#### WHAT YOU SHOULD DO
In your copy, each record should read exactly as it does below, and no pictures should be present.

================

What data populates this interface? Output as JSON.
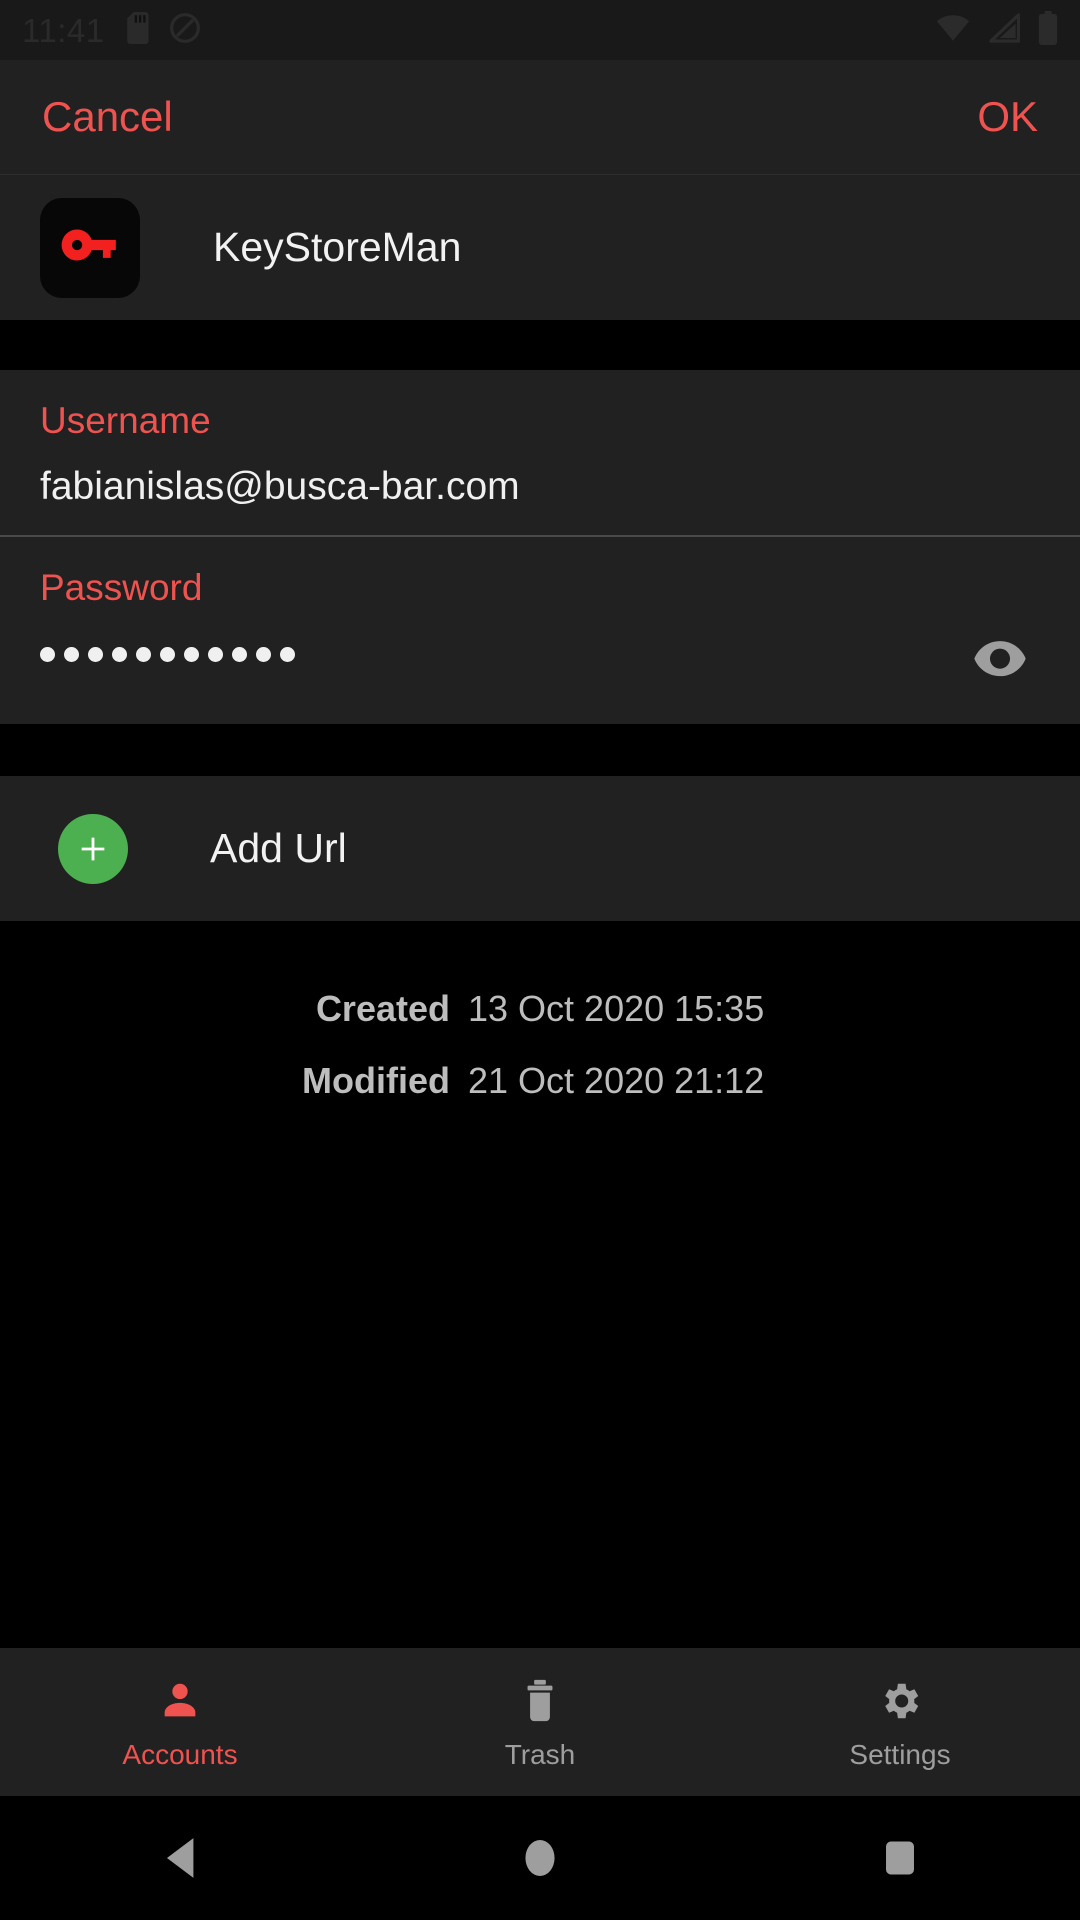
{
  "status_bar": {
    "clock": "11:41",
    "left_icons": [
      "sd-card-icon",
      "do-not-disturb-icon"
    ],
    "right_icons": [
      "wifi-icon",
      "cell-signal-icon",
      "battery-icon"
    ]
  },
  "action_bar": {
    "cancel_label": "Cancel",
    "ok_label": "OK",
    "accent_color": "#ef5350"
  },
  "app_header": {
    "title": "KeyStoreMan",
    "icon": "key-icon",
    "icon_color": "#f32020",
    "icon_bg": "#070707"
  },
  "fields": {
    "username": {
      "label": "Username",
      "value": "fabianislas@busca-bar.com"
    },
    "password": {
      "label": "Password",
      "masked_value": "•••••••••••",
      "dot_count": 11,
      "toggle_icon": "eye-icon"
    }
  },
  "add_url": {
    "label": "Add Url",
    "button_icon": "plus-icon",
    "button_color": "#4caf50"
  },
  "meta": [
    {
      "label": "Created",
      "value": "13 Oct 2020 15:35"
    },
    {
      "label": "Modified",
      "value": "21 Oct 2020 21:12"
    }
  ],
  "tabbar": {
    "tabs": [
      {
        "label": "Accounts",
        "icon": "person-icon",
        "active": true
      },
      {
        "label": "Trash",
        "icon": "trash-icon",
        "active": false
      },
      {
        "label": "Settings",
        "icon": "gear-icon",
        "active": false
      }
    ],
    "active_color": "#ef5350",
    "inactive_color": "#9e9e9e"
  },
  "navbar": {
    "buttons": [
      "back-triangle-icon",
      "home-circle-icon",
      "recents-square-icon"
    ],
    "color": "#9e9e9e"
  }
}
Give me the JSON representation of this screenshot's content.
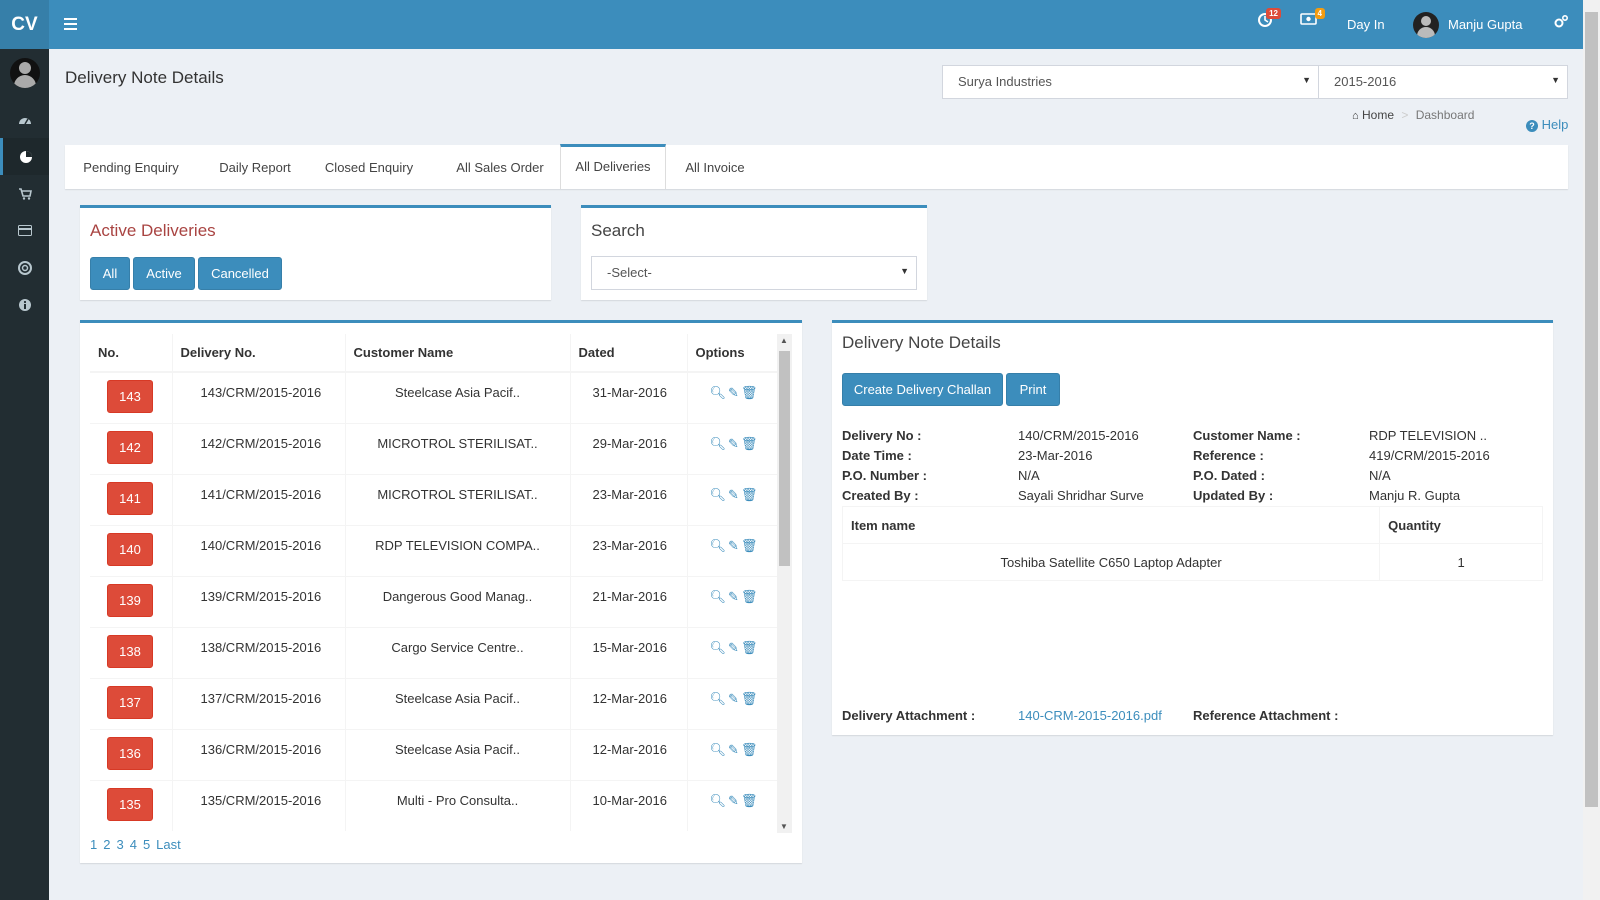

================

#### EXERCISE SOLUTION
What data populates this interface? Output as JSON.
{
  "status_bar": {
    "clock": "11:41",
    "left_icons": [
      "sd-card-icon",
      "do-not-disturb-icon"
    ],
    "right_icons": [
      "wifi-icon",
      "cell-signal-icon",
      "battery-icon"
    ]
  },
  "action_bar": {
    "cancel_label": "Cancel",
    "ok_label": "OK",
    "accent_color": "#ef5350"
  },
  "app_header": {
    "title": "KeyStoreMan",
    "icon": "key-icon",
    "icon_color": "#f32020",
    "icon_bg": "#070707"
  },
  "fields": {
    "username": {
      "label": "Username",
      "value": "fabianislas@busca-bar.com"
    },
    "password": {
      "label": "Password",
      "masked_value": "•••••••••••",
      "dot_count": 11,
      "toggle_icon": "eye-icon"
    }
  },
  "add_url": {
    "label": "Add Url",
    "button_icon": "plus-icon",
    "button_color": "#4caf50"
  },
  "meta": [
    {
      "label": "Created",
      "value": "13 Oct 2020 15:35"
    },
    {
      "label": "Modified",
      "value": "21 Oct 2020 21:12"
    }
  ],
  "tabbar": {
    "tabs": [
      {
        "label": "Accounts",
        "icon": "person-icon",
        "active": true
      },
      {
        "label": "Trash",
        "icon": "trash-icon",
        "active": false
      },
      {
        "label": "Settings",
        "icon": "gear-icon",
        "active": false
      }
    ],
    "active_color": "#ef5350",
    "inactive_color": "#9e9e9e"
  },
  "navbar": {
    "buttons": [
      "back-triangle-icon",
      "home-circle-icon",
      "recents-square-icon"
    ],
    "color": "#9e9e9e"
  }
}
Give me the JSON representation of this screenshot's content.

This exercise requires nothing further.